Ogletree retired from Harvard Law School in 2020 after a diagnosis of Alzheimer’s disease. An endowed professorship, established in recognition of Ogletree’s contributions, was announced at a symposium in Ogletree’s honor in 2017. Guy-Uriel E. Charles, an expert in constitutional law, election law, and race who joined the Harvard Law faculty in July 2021, currently serves as the inaugural Charles J. Ogletree, Jr. Professor of Law.
“Professor Ogletree was a force of nature,” said Charles. “He was an intellectual giant, an incredible humanitarian, and a legendary teacher, whose contributions to law and to racial equality were unparalleled. His loss is tremendous, not just for the Harvard community, his colleagues and students, and the people who loved him, but for the incredible impact he made. We are deeply saddened by his loss, but heartened by the tremendous legacy that he has left for us to carry on.”
To his colleagues, Ogletree has served as the role model of an attorney committed to social justice and equality for all. Speaking at the symposium in 2017, Tomiko Brown-Nagin, professor at Harvard Law and Dean of Radcliffe Institute for Advanced Study, said: “Ogletree has embodied law in the service of society, just the same as other great beacons of the American legal profession, men and women like Thurgood Marshall, Constance Baker Motley, and Charles Hamilton Houston.”
David Wilkins ’80, the Lester Kissel Professor of Law at HLS, recalls that in 2000 Ogletree arranged for all the living members of the Brown v. Board of Education litigation team to receive the inaugural Harvard Law School Medal of Freedom as part of the school’s first Celebration of Black Alumni that he and Ogletree organized.

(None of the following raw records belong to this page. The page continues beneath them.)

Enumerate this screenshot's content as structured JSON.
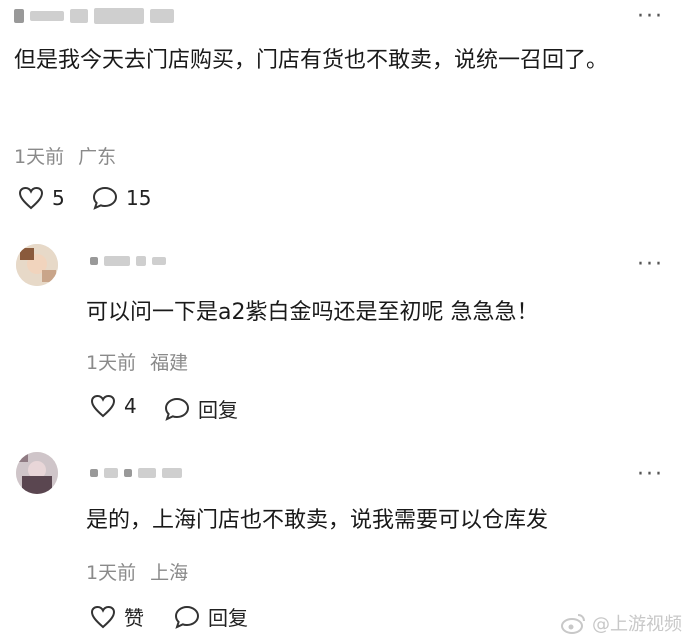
{
  "comments": [
    {
      "text": "但是我今天去门店购买，门店有货也不敢卖，说统一召回了。",
      "time": "1天前",
      "location": "广东",
      "likes": "5",
      "replies": "15"
    },
    {
      "text": "可以问一下是a2紫白金吗还是至初呢 急急急！",
      "time": "1天前",
      "location": "福建",
      "likes": "4",
      "reply_label": "回复"
    },
    {
      "text": "是的，上海门店也不敢卖，说我需要可以仓库发",
      "time": "1天前",
      "location": "上海",
      "like_label": "赞",
      "reply_label": "回复"
    }
  ],
  "watermark": "@上游视频",
  "icons": [
    "more-icon",
    "heart-icon",
    "comment-icon",
    "weibo-logo-icon"
  ]
}
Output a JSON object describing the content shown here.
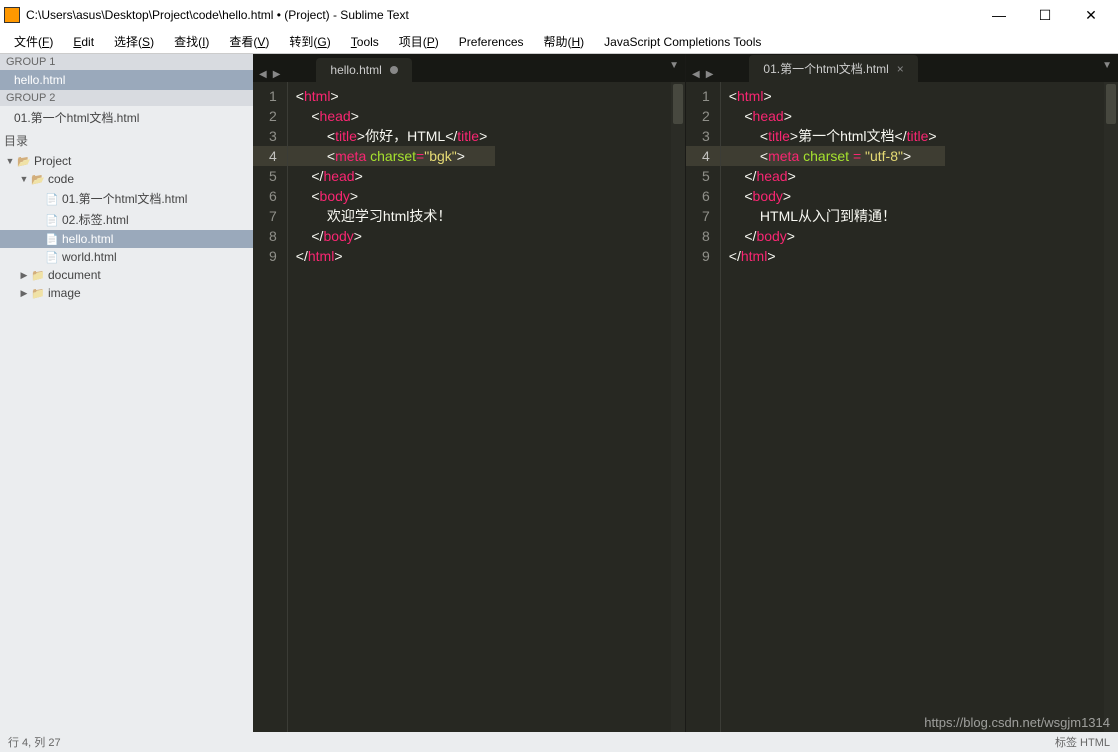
{
  "window": {
    "title": "C:\\Users\\asus\\Desktop\\Project\\code\\hello.html • (Project) - Sublime Text"
  },
  "menu": {
    "items": [
      {
        "label": "文件(F)",
        "u": "F"
      },
      {
        "label": "Edit",
        "u": "E"
      },
      {
        "label": "选择(S)",
        "u": "S"
      },
      {
        "label": "查找(I)",
        "u": "I"
      },
      {
        "label": "查看(V)",
        "u": "V"
      },
      {
        "label": "转到(G)",
        "u": "G"
      },
      {
        "label": "Tools",
        "u": "T"
      },
      {
        "label": "项目(P)",
        "u": "P"
      },
      {
        "label": "Preferences",
        "u": ""
      },
      {
        "label": "帮助(H)",
        "u": "H"
      },
      {
        "label": "JavaScript Completions Tools",
        "u": ""
      }
    ]
  },
  "sidebar": {
    "group1_label": "GROUP 1",
    "group1_files": [
      "hello.html"
    ],
    "group2_label": "GROUP 2",
    "group2_files": [
      "01.第一个html文档.html"
    ],
    "folders_label": "目录",
    "tree": {
      "project": "Project",
      "code": "code",
      "code_children": [
        "01.第一个html文档.html",
        "02.标签.html",
        "hello.html",
        "world.html"
      ],
      "document": "document",
      "image": "image"
    },
    "active_file": "hello.html"
  },
  "pane_left": {
    "tab_label": "hello.html",
    "dirty": true,
    "highlight_line": 4,
    "lines": [
      [
        {
          "c": "brk",
          "t": "<"
        },
        {
          "c": "tag",
          "t": "html"
        },
        {
          "c": "brk",
          "t": ">"
        }
      ],
      [
        {
          "c": "txt",
          "t": "    "
        },
        {
          "c": "brk",
          "t": "<"
        },
        {
          "c": "tag",
          "t": "head"
        },
        {
          "c": "brk",
          "t": ">"
        }
      ],
      [
        {
          "c": "txt",
          "t": "        "
        },
        {
          "c": "brk",
          "t": "<"
        },
        {
          "c": "tag",
          "t": "title"
        },
        {
          "c": "brk",
          "t": ">"
        },
        {
          "c": "txt",
          "t": "你好，HTML"
        },
        {
          "c": "brk",
          "t": "</"
        },
        {
          "c": "tag",
          "t": "title"
        },
        {
          "c": "brk",
          "t": ">"
        }
      ],
      [
        {
          "c": "txt",
          "t": "        "
        },
        {
          "c": "brk",
          "t": "<"
        },
        {
          "c": "tag",
          "t": "meta"
        },
        {
          "c": "txt",
          "t": " "
        },
        {
          "c": "attr",
          "t": "charset"
        },
        {
          "c": "op",
          "t": "="
        },
        {
          "c": "str",
          "t": "\"bgk\""
        },
        {
          "c": "brk",
          "t": ">"
        }
      ],
      [
        {
          "c": "txt",
          "t": "    "
        },
        {
          "c": "brk",
          "t": "</"
        },
        {
          "c": "tag",
          "t": "head"
        },
        {
          "c": "brk",
          "t": ">"
        }
      ],
      [
        {
          "c": "txt",
          "t": "    "
        },
        {
          "c": "brk",
          "t": "<"
        },
        {
          "c": "tag",
          "t": "body"
        },
        {
          "c": "brk",
          "t": ">"
        }
      ],
      [
        {
          "c": "txt",
          "t": "        欢迎学习html技术！"
        }
      ],
      [
        {
          "c": "txt",
          "t": "    "
        },
        {
          "c": "brk",
          "t": "</"
        },
        {
          "c": "tag",
          "t": "body"
        },
        {
          "c": "brk",
          "t": ">"
        }
      ],
      [
        {
          "c": "brk",
          "t": "</"
        },
        {
          "c": "tag",
          "t": "html"
        },
        {
          "c": "brk",
          "t": ">"
        }
      ]
    ]
  },
  "pane_right": {
    "tab_label": "01.第一个html文档.html",
    "dirty": false,
    "highlight_line": 4,
    "lines": [
      [
        {
          "c": "brk",
          "t": "<"
        },
        {
          "c": "tag",
          "t": "html"
        },
        {
          "c": "brk",
          "t": ">"
        }
      ],
      [
        {
          "c": "txt",
          "t": "    "
        },
        {
          "c": "brk",
          "t": "<"
        },
        {
          "c": "tag",
          "t": "head"
        },
        {
          "c": "brk",
          "t": ">"
        }
      ],
      [
        {
          "c": "txt",
          "t": "        "
        },
        {
          "c": "brk",
          "t": "<"
        },
        {
          "c": "tag",
          "t": "title"
        },
        {
          "c": "brk",
          "t": ">"
        },
        {
          "c": "txt",
          "t": "第一个html文档"
        },
        {
          "c": "brk",
          "t": "</"
        },
        {
          "c": "tag",
          "t": "title"
        },
        {
          "c": "brk",
          "t": ">"
        }
      ],
      [
        {
          "c": "txt",
          "t": "        "
        },
        {
          "c": "brk",
          "t": "<"
        },
        {
          "c": "tag",
          "t": "meta"
        },
        {
          "c": "txt",
          "t": " "
        },
        {
          "c": "attr",
          "t": "charset"
        },
        {
          "c": "txt",
          "t": " "
        },
        {
          "c": "op",
          "t": "="
        },
        {
          "c": "txt",
          "t": " "
        },
        {
          "c": "str",
          "t": "\"utf-8\""
        },
        {
          "c": "brk",
          "t": ">"
        }
      ],
      [
        {
          "c": "txt",
          "t": "    "
        },
        {
          "c": "brk",
          "t": "</"
        },
        {
          "c": "tag",
          "t": "head"
        },
        {
          "c": "brk",
          "t": ">"
        }
      ],
      [
        {
          "c": "txt",
          "t": "    "
        },
        {
          "c": "brk",
          "t": "<"
        },
        {
          "c": "tag",
          "t": "body"
        },
        {
          "c": "brk",
          "t": ">"
        }
      ],
      [
        {
          "c": "txt",
          "t": "        HTML从入门到精通！"
        }
      ],
      [
        {
          "c": "txt",
          "t": "    "
        },
        {
          "c": "brk",
          "t": "</"
        },
        {
          "c": "tag",
          "t": "body"
        },
        {
          "c": "brk",
          "t": ">"
        }
      ],
      [
        {
          "c": "brk",
          "t": "</"
        },
        {
          "c": "tag",
          "t": "html"
        },
        {
          "c": "brk",
          "t": ">"
        }
      ]
    ]
  },
  "statusbar": {
    "left": "行 4, 列 27",
    "right": "标签   HTML"
  },
  "watermark": "https://blog.csdn.net/wsgjm1314"
}
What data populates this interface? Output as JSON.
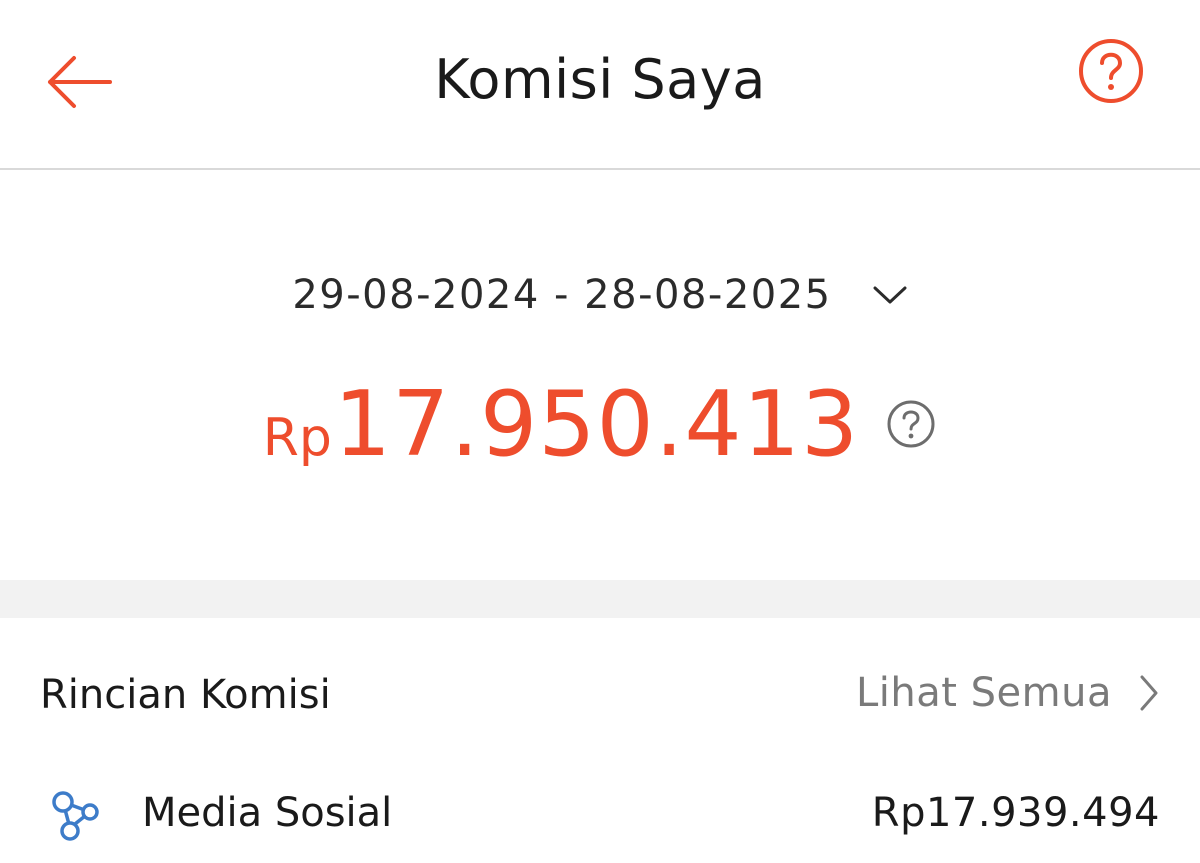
{
  "header": {
    "title": "Komisi Saya",
    "back_icon": "arrow-left-icon",
    "help_icon": "question-circle-icon"
  },
  "summary": {
    "date_range": "29-08-2024 - 28-08-2025",
    "currency": "Rp",
    "amount": "17.950.413",
    "help_icon": "question-circle-icon"
  },
  "details": {
    "title": "Rincian Komisi",
    "see_all_label": "Lihat Semua",
    "rows": [
      {
        "icon": "share-network-icon",
        "label": "Media Sosial",
        "value": "Rp17.939.494"
      }
    ]
  },
  "colors": {
    "accent": "#ee4d2d",
    "icon_blue": "#3d7cc9",
    "text": "#1a1a1a",
    "muted": "#7a7a7a"
  }
}
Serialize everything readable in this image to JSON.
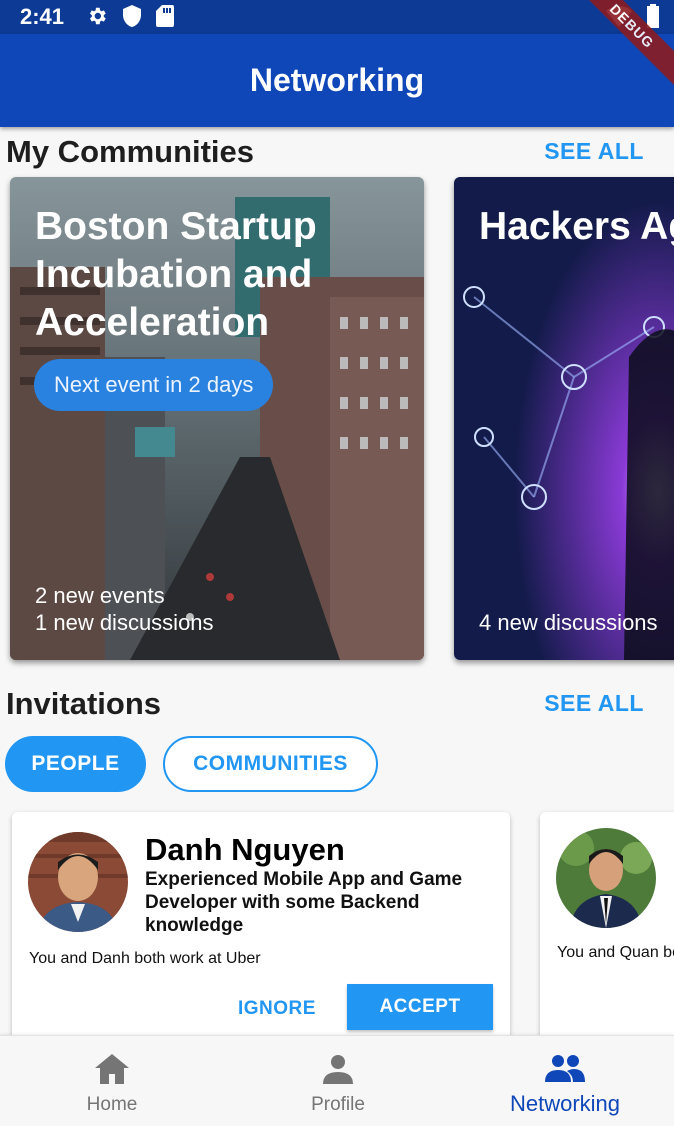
{
  "status_bar": {
    "time": "2:41",
    "icons_left": [
      "gear-icon",
      "shield-icon",
      "sd-card-icon"
    ],
    "icons_right": [
      "wifi-icon",
      "battery-icon"
    ]
  },
  "app_bar": {
    "title": "Networking",
    "debug_label": "DEBUG",
    "color": "#0f47b8"
  },
  "communities": {
    "heading": "My Communities",
    "see_all": "SEE ALL",
    "cards": [
      {
        "title": "Boston Startup Incubation and Acceleration",
        "pill": "Next event in 2 days",
        "footer_line1": "2 new events",
        "footer_line2": "1 new discussions"
      },
      {
        "title": "Hackers Ag",
        "footer_line1": "4 new discussions"
      }
    ]
  },
  "invitations": {
    "heading": "Invitations",
    "see_all": "SEE ALL",
    "tabs": [
      {
        "label": "PEOPLE",
        "selected": true
      },
      {
        "label": "COMMUNITIES",
        "selected": false
      }
    ],
    "cards": [
      {
        "name": "Danh Nguyen",
        "description": "Experienced Mobile App and Game Developer with some Backend knowledge",
        "mutual": "You and Danh both work at Uber",
        "ignore_label": "IGNORE",
        "accept_label": "ACCEPT"
      },
      {
        "mutual": "You and Quan bo"
      }
    ]
  },
  "bottom_nav": {
    "items": [
      {
        "label": "Home",
        "icon": "home-icon",
        "active": false
      },
      {
        "label": "Profile",
        "icon": "person-icon",
        "active": false
      },
      {
        "label": "Networking",
        "icon": "people-icon",
        "active": true
      }
    ]
  },
  "colors": {
    "primary": "#2196f3",
    "app_bar": "#0f47b8",
    "status_bar": "#0d3a94",
    "debug": "#8b1c22"
  }
}
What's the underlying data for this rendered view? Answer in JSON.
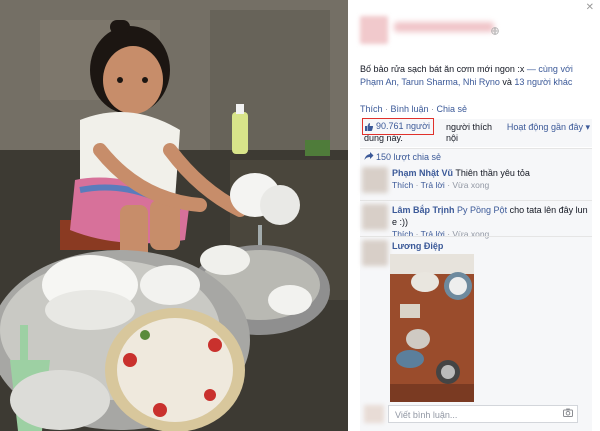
{
  "photo": {
    "alt_subject": "child-washing-dishes"
  },
  "post": {
    "caption": "Bố bảo rửa sạch bát ăn cơm mới ngon :x",
    "tagged_prefix": " — cùng với",
    "tagged_names": "Phạm An, Tarun Sharma, Nhi Ryno",
    "tagged_and": " và ",
    "tagged_others": "13 người khác"
  },
  "actions": {
    "like": "Thích",
    "comment": "Bình luận",
    "share": "Chia sẻ",
    "sep": " · "
  },
  "likes": {
    "count": "90.761 người",
    "text_line1": "người thích nội",
    "text_line2": "dung này.",
    "recent": "Hoạt động gần đây ▾"
  },
  "shares": {
    "text": "150 lượt chia sẻ"
  },
  "comments": [
    {
      "name": "Phạm Nhật Vũ",
      "text": "Thiên thần yêu tỏa",
      "like": "Thích",
      "reply": "Trả lời",
      "time": "Vừa xong"
    },
    {
      "name": "Lâm Bắp Trịnh",
      "tag": "Py Pồng Pột",
      "text": "cho tata lên đây lun e :))",
      "like": "Thích",
      "reply": "Trả lời",
      "time": "Vừa xong"
    },
    {
      "name": "Lương Điệp"
    }
  ],
  "input": {
    "placeholder": "Viết bình luận..."
  },
  "icons": {
    "close": "✕",
    "globe": "⚙",
    "like": "👍",
    "share": "↪",
    "camera": "📷"
  },
  "colors": {
    "link": "#3b5998",
    "highlight": "#e0312b",
    "panel_bg": "#f6f7f9"
  }
}
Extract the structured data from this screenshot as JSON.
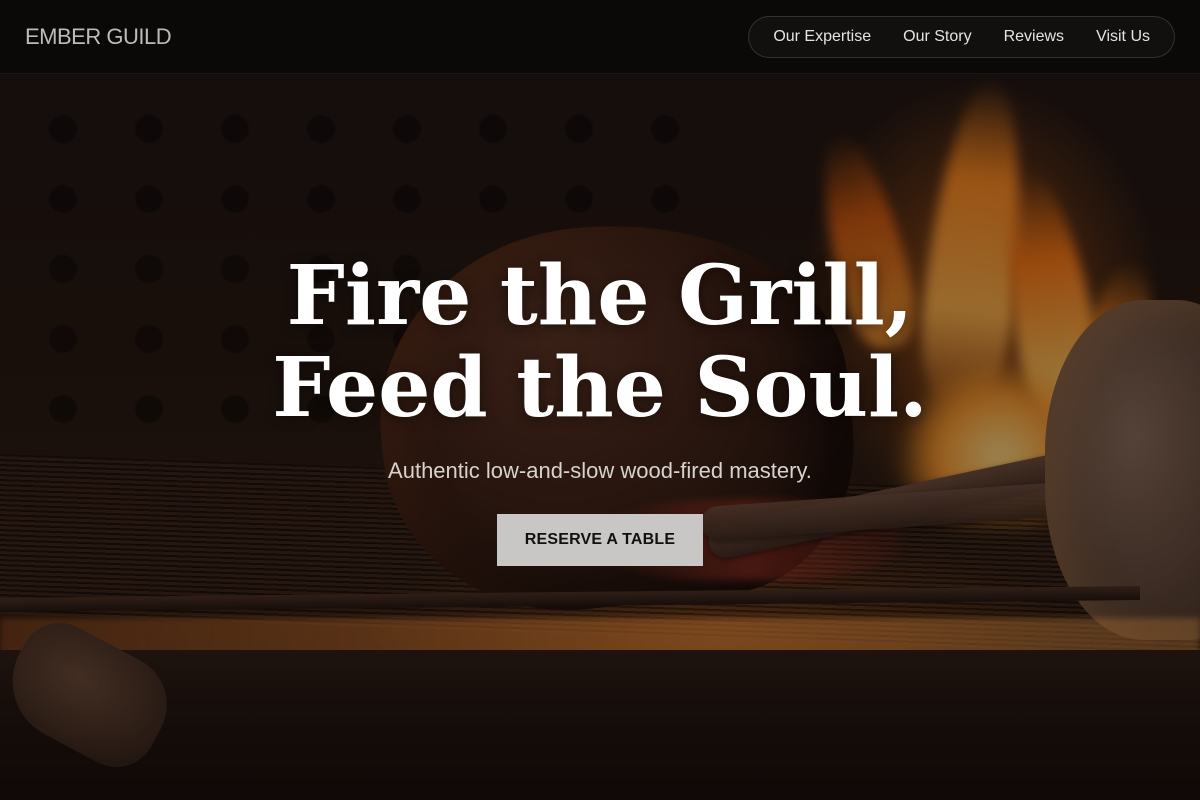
{
  "header": {
    "brand": "EMBER GUILD",
    "nav": [
      {
        "label": "Our Expertise"
      },
      {
        "label": "Our Story"
      },
      {
        "label": "Reviews"
      },
      {
        "label": "Visit Us"
      }
    ]
  },
  "hero": {
    "headline_line1": "Fire the Grill,",
    "headline_line2": "Feed the Soul.",
    "subtitle": "Authentic low-and-slow wood-fired mastery.",
    "cta_label": "RESERVE A TABLE"
  },
  "colors": {
    "header_bg": "#0b0908",
    "cta_bg": "#c9c7c5",
    "flame": "#ff8a1e"
  }
}
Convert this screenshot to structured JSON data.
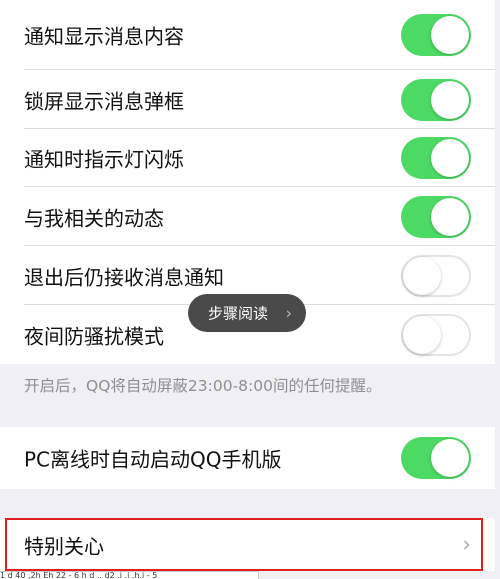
{
  "settings": [
    {
      "label": "通知显示消息内容",
      "state": "on"
    },
    {
      "label": "锁屏显示消息弹框",
      "state": "on"
    },
    {
      "label": "通知时指示灯闪烁",
      "state": "on"
    },
    {
      "label": "与我相关的动态",
      "state": "on"
    },
    {
      "label": "退出后仍接收消息通知",
      "state": "off"
    },
    {
      "label": "夜间防骚扰模式",
      "state": "off"
    }
  ],
  "night_mode_note": "开启后，QQ将自动屏蔽23:00-8:00间的任何提醒。",
  "pc_offline": {
    "label": "PC离线时自动启动QQ手机版",
    "state": "on"
  },
  "special_care": {
    "label": "特别关心"
  },
  "tooltip": {
    "label": "步骤阅读"
  },
  "bottom_text": "1 d 40 ,2h Eh 22 - 6 h d .. d2 .i .i .h.i - 5",
  "colors": {
    "toggle_on": "#4cd964",
    "highlight": "#e02020",
    "background": "#efeff4"
  },
  "icons": {
    "tooltip_chevron": "chevron-right-icon",
    "row_chevron": "chevron-right-icon"
  }
}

“It was a fitting tribute to the greatest lawyers in U.S. history, and a fitting testament to Tree’s stature in the civil rights community,” said Wilkins. “To borrow Houston’s famous phrase, Tree was a true social engineer for justice. Since we first met in 1977, he has been a steadfast friend and an inspiring role model to me as he has been for countless others in his 40+ years as a lawyer, teacher, and scholar. I will miss him dearly but take some small comfort in knowing that Charles J. Ogletree, Jr. has now taken his rightful place among the giants we honored in 2000 for his role in helping to make the words ‘Equal Justice Under Law’ chiseled above the entrance to the Supreme Court a reality for America’s most vulnerable citizens.”
Ogletree was born on December 31, 1952, and grew up in Merced, California, where he attended public schools. He earned an M.A. and B.A. in Political Science from Stanford University before receiving his J.D. from Harvard Law School. He received many awards and honors over the course of his lifetime, including the naming last February of a courthouse in his native Merced, California, in his honor.
Last fall, the Ogletree family donated papers from his illustrious career to the Harvard Law School Library, which will make them available on a rolling basis over the next 3 years.
Ogletree is survived by his wife, Pamela Barnes; his two children, Charles J. Ogletree III and Rashida Ogletree-George; his four grandchildren: Marquelle Coreen Ogletree, Nia Mae Ogletree, Jamila Anita Ogletree, and Makayla Mae George; and four siblings: Richard Ogletree, Rosemarie Jacobs, Robert Ogletree, and Taalia Hasan. Ogletree was pre-deceased by two other siblings: Barbara Scoggins and Curtis Reed.
The Ogletrees were married for 47 years. Their 48th anniversary would have been August 9th.